= INSTRUCTIONS TO FOLLOW =
Where does the string "Position" appear? Copy every line of the entries below that holds it.
**** DATA FOR THIS TASK
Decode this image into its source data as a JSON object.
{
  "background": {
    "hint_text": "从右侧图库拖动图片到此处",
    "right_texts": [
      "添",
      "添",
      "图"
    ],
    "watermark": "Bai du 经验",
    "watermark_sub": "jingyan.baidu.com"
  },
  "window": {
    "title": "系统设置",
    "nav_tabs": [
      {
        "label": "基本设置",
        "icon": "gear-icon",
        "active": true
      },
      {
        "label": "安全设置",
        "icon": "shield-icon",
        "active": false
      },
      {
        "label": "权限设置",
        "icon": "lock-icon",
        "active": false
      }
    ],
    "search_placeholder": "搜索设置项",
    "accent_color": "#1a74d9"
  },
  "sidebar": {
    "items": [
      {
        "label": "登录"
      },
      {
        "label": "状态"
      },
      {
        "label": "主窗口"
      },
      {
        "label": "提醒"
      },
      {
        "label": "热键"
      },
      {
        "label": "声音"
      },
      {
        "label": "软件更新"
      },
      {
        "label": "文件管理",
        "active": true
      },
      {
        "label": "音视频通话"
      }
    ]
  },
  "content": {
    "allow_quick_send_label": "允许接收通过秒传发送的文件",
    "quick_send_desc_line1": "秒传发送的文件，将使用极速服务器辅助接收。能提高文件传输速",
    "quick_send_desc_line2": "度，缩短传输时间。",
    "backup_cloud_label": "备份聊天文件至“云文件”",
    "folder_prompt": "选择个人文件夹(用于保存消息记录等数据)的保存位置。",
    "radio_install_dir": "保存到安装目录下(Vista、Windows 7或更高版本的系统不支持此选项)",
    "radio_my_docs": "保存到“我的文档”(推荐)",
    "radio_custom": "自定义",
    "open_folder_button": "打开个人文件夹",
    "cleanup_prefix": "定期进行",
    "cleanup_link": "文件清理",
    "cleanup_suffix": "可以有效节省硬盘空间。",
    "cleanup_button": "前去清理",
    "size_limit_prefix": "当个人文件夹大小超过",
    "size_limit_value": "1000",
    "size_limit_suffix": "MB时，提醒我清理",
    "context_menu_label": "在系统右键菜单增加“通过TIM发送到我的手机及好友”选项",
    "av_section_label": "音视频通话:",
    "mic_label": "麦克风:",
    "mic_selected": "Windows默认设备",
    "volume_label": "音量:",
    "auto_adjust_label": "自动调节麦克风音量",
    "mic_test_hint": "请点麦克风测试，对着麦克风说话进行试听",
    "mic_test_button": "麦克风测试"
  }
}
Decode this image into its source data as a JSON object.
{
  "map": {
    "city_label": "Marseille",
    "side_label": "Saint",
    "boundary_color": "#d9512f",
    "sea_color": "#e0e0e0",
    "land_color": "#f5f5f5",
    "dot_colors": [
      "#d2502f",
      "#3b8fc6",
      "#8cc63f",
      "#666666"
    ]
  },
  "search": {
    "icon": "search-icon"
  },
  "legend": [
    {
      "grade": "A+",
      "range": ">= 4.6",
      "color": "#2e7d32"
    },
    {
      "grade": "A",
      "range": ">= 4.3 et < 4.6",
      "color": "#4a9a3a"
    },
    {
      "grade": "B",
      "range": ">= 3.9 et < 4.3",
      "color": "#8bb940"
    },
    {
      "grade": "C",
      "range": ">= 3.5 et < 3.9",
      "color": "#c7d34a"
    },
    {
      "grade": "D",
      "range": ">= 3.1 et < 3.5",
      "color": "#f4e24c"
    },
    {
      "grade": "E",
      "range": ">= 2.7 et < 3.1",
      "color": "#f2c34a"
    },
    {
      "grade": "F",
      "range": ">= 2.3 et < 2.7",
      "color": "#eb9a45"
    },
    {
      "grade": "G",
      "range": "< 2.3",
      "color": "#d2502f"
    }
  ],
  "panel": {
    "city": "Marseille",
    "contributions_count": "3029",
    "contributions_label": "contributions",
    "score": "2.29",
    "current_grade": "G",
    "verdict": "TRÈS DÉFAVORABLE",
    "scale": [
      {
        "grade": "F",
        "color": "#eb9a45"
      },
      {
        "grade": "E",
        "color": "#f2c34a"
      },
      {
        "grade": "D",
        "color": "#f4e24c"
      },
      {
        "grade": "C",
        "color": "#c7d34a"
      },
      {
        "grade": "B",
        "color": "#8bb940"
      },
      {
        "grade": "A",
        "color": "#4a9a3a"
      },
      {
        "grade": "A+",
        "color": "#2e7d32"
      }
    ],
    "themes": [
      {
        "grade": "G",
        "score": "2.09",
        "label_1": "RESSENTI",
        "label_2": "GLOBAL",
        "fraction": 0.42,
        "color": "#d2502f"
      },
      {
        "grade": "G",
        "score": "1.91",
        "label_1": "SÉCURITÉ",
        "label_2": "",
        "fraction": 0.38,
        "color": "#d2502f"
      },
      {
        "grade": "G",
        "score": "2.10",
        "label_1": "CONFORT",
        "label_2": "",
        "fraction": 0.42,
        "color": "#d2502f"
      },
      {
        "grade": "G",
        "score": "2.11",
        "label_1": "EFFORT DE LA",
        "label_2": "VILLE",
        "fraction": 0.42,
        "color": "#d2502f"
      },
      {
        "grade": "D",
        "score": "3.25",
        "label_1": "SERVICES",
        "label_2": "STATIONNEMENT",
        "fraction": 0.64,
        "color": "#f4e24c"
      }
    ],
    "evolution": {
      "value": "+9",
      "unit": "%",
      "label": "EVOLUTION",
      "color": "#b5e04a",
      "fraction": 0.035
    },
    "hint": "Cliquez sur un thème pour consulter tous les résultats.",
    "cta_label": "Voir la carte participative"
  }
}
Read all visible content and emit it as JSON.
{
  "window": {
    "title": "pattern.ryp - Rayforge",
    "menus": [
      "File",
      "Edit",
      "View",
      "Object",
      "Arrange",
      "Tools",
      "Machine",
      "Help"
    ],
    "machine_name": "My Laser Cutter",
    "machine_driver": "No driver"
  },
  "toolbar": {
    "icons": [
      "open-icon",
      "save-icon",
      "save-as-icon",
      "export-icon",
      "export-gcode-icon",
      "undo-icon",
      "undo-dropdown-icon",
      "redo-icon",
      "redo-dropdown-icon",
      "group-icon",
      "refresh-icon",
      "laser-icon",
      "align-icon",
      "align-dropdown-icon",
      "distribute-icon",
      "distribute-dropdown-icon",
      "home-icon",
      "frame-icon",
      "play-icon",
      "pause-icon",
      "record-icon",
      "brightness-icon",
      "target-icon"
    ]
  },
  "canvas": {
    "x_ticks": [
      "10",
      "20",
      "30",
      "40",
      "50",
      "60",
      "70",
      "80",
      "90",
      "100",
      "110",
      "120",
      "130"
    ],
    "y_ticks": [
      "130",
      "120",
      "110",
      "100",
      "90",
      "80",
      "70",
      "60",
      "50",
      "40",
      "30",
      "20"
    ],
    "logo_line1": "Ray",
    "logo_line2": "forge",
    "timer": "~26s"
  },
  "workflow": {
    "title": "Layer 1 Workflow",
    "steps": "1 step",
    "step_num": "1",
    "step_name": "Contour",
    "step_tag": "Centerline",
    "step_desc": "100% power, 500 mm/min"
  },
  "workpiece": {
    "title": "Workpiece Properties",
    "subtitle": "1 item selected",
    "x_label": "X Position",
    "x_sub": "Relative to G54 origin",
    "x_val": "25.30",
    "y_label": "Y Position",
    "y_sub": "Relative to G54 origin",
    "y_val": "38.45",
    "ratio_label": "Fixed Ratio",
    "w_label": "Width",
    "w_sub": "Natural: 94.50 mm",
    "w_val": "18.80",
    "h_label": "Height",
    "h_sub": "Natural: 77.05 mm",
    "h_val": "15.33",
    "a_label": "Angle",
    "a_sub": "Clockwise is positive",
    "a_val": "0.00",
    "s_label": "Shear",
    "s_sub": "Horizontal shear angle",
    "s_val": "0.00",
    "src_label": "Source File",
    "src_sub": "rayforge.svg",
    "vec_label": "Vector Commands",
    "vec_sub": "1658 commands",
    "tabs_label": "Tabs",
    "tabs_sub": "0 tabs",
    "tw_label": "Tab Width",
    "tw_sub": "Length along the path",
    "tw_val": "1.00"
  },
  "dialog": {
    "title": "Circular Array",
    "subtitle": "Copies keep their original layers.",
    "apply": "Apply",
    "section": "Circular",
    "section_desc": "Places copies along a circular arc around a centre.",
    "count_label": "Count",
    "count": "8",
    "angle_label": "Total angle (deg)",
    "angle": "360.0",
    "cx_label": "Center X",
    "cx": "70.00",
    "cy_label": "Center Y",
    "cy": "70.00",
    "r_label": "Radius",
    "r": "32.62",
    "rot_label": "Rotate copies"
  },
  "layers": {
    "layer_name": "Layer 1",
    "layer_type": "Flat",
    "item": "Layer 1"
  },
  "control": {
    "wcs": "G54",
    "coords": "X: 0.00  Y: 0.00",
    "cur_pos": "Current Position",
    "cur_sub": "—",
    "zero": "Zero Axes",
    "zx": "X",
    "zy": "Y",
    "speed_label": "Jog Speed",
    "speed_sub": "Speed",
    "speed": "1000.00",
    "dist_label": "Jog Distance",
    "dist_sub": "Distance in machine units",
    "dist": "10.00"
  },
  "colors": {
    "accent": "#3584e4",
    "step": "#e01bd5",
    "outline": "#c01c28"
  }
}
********
= SOLVED EXERCISE =
    "x_label": "X Position",
    "y_label": "Y Position",
    "cur_pos": "Current Position",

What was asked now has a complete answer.